Hwang is not popular with the public and does not have the support of the opposition parties who control parliament and would likely block any attempt by Hwang to extend his authority beyond basic acts of daily governance.

This all points to a further extended period of policy paralysis at a time of slowing economic growth, rising unemployment and the constant threat of nuclear-armed North Korea next door.

- And if the court validates impeachment? -

Then Park is out for good and a fresh presidential election will have to be held within 60 days - an event neither the ruling or opposition parties are particularly prepared for.

Opinion polls currently favour Moon Jae-in of the main opposition Democratic Party who lost to Park in the 2012 presidential ballot, but his support base is being undermined by Lee Jae-Myung, the liberal mayor of Seongnam who has ridden the populist wave of anti-Park sentiment with scathing attacks on the president during the current crisis.

Another clear frontrunner would be UN Secretary General Ban Ki-moon who has professed an interest in returning to South Korean politics after his UN term ends at the end of the year.

- What will be the long-term legacy of the impeachment crisis? -

As well as the public's personal antipathy to Park, the corruption scandal and ensuing crisis has lifted the lid on growing discontent with income disparities, rising unemployment and the apparently pampered lives of South Korea's political and business elite.

The scandal has shone a fresh spotlight on the unsavoury ties between politics and commerce that were partially blamed for the 2014 Sewol ferry tragedy that claimed more than 300 lives.

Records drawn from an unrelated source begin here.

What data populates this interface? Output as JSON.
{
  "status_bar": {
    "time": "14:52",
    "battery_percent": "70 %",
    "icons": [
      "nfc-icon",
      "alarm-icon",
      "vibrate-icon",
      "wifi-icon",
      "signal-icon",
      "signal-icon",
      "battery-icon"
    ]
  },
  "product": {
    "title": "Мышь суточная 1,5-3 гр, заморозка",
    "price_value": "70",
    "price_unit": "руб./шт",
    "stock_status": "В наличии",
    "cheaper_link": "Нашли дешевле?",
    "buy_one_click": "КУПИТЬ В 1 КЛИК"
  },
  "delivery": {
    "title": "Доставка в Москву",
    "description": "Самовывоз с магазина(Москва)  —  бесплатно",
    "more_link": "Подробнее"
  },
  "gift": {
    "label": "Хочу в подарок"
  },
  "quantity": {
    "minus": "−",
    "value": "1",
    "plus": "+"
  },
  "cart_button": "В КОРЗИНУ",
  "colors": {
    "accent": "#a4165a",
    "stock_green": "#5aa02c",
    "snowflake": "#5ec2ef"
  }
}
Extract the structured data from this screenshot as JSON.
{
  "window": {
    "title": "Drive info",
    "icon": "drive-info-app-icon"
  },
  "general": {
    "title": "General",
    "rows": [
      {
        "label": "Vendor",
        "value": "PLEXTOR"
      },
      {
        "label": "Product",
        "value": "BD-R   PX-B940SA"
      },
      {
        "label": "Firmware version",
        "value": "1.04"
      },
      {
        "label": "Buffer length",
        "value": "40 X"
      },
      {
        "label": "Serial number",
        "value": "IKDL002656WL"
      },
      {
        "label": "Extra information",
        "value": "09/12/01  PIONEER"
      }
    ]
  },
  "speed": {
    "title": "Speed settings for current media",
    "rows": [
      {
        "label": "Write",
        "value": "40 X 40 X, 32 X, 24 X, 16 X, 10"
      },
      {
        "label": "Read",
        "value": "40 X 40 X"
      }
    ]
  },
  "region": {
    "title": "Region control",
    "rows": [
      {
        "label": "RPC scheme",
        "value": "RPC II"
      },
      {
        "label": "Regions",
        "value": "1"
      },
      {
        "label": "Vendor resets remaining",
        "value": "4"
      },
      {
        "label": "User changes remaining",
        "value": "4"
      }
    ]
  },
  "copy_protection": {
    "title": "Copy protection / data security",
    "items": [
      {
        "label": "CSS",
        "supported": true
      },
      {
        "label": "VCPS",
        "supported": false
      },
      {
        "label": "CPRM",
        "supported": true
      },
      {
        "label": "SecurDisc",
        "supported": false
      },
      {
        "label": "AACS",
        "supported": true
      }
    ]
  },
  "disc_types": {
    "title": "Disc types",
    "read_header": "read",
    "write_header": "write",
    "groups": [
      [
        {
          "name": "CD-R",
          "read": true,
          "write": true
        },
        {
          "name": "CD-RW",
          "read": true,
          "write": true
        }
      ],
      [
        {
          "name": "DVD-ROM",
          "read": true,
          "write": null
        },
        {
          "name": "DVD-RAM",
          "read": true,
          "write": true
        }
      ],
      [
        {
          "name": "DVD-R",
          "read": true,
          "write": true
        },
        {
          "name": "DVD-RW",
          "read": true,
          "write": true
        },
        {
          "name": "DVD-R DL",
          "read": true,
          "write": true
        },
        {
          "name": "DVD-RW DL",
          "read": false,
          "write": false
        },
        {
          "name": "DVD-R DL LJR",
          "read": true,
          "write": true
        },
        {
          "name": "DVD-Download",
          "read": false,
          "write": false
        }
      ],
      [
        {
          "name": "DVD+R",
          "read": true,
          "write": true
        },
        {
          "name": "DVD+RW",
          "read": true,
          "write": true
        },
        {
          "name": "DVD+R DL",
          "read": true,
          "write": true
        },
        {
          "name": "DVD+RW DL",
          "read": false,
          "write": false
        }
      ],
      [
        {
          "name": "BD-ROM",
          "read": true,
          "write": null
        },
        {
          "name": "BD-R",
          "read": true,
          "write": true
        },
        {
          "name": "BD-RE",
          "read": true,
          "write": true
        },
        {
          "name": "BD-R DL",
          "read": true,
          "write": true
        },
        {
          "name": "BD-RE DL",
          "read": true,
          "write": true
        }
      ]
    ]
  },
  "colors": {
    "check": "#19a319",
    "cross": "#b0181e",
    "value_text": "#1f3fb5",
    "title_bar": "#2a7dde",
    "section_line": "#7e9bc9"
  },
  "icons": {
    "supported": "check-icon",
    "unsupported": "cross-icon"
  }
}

The massive anti-Park demonstrations have called for a new era of cleaner politics and for reforms to make the country's giant, family-run conglomerates more transparent and accountable.

Read more on:    park geun-hye  |  south korea

Join the conversation!

24.com encourages commentary submitted via MyNews24. Contributions of 200 words or more will be considered for publication.

We reserve editorial discretion to decide what will be published.
Read our comments policy for guidelines on contributions.
NEXT ON NEWS24X

Inside News24

 
/News

Book flights

Compare, Book, Fly

Traffic Alerts
Traffic
There are new stories on the homepage. Click here to see them.
 
English
Afrikaans
isiZulu

Hello 

Create Profile

Creating your profile will enable you to submit photos and stories to get published on News24.


Please provide a username for your profile page:

This username must be unique, cannot be edited and will be used in the URL to your profile page across the entire 24.com network.

Settings

Location Settings

News24 allows you to edit the display of certain components based on a location. If you wish to personalise the page based on your preferences, please select a location for each component and click "Submit" in order for the changes to take affect.




Facebook Sign-In

Hi News addict,

Join the News24 Community to be involved in breaking the news.

Log in with Facebook to comment and personalise news, weather and listings.